A five-month break from work in Bangkok gave a window for me to visit Sydney. How I spent those three weeks: Continue reading Those Three Weeks in Sydney

More Aussie Beers Please

Coopers Pale Ale
Coopers Pale Ale at Bank Hotel

Over the years, I have developed a fondness of craft beer. It could not be possible to resist exploring Australian brew when I got down there.

My drink list wasn’t as long as food craving mission. The very first beer I got had to be Coopers pale ale at the Bank Hotel, one of my favourite spots to watch the world flowing by. Coopers and James Squire were the two established breweries I was longing for. There were also  my new-found favourite local craft beer, especially Young Henrys from Newtown. Shame that I didn’t get a chance to visit their bar.

That was simply because my the pub time was in the regular one, Kelly’s on King. And another one that I went more often this trip was the Townie, where I stopped for variety of Young Henrys and to write travel journals.

It was good to see that Kelly’s, the Townie, and Warren View Hotel still had as the same vibe as when I left the city. Most of others in the local has changed. The Duke and Newtown Hotel became so hipster. The Sando was renamed to Newtown Social Club even tough it got the same spirit.

Closer to Sydney’s CBD, Lansdowne Hotel is gone. The Clare Hotel turned posh. However, Stonewall Hotel on Oxford Street were still the same gay bar. And fortunately, Brighton Up Bar were as a dive bar as I hoped it would be.

Brighton Up Bar
Brighton Up Bar on Oxford Street

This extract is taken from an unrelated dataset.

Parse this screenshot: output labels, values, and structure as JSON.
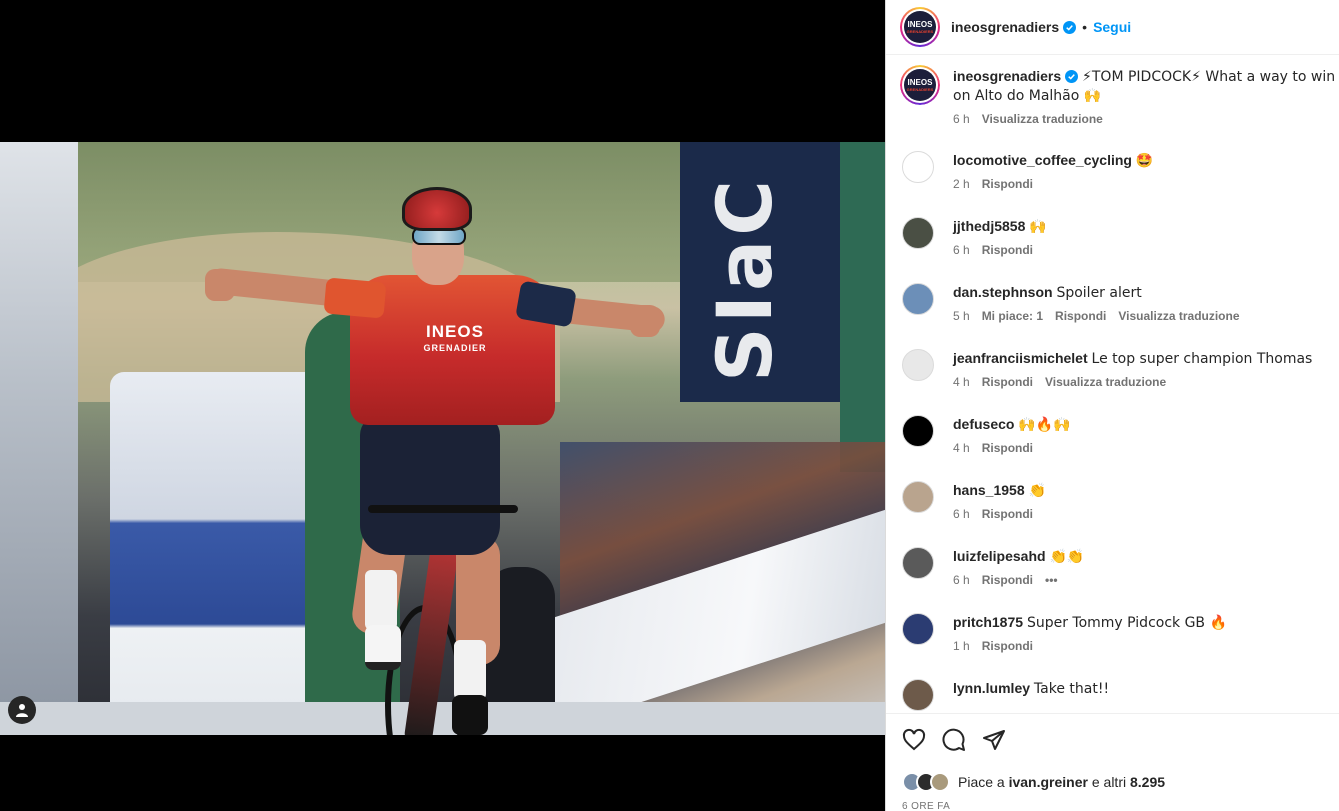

Although the pub wasn’t my usual spot because of the location but it always have a special place in my heart. It was where I started transitioning works. One day in winter 2007, I randomly sat down there to write a script for Anywhere Chairs while sipping beer. Since then, I found pubs have been my preferred choice of writing environment.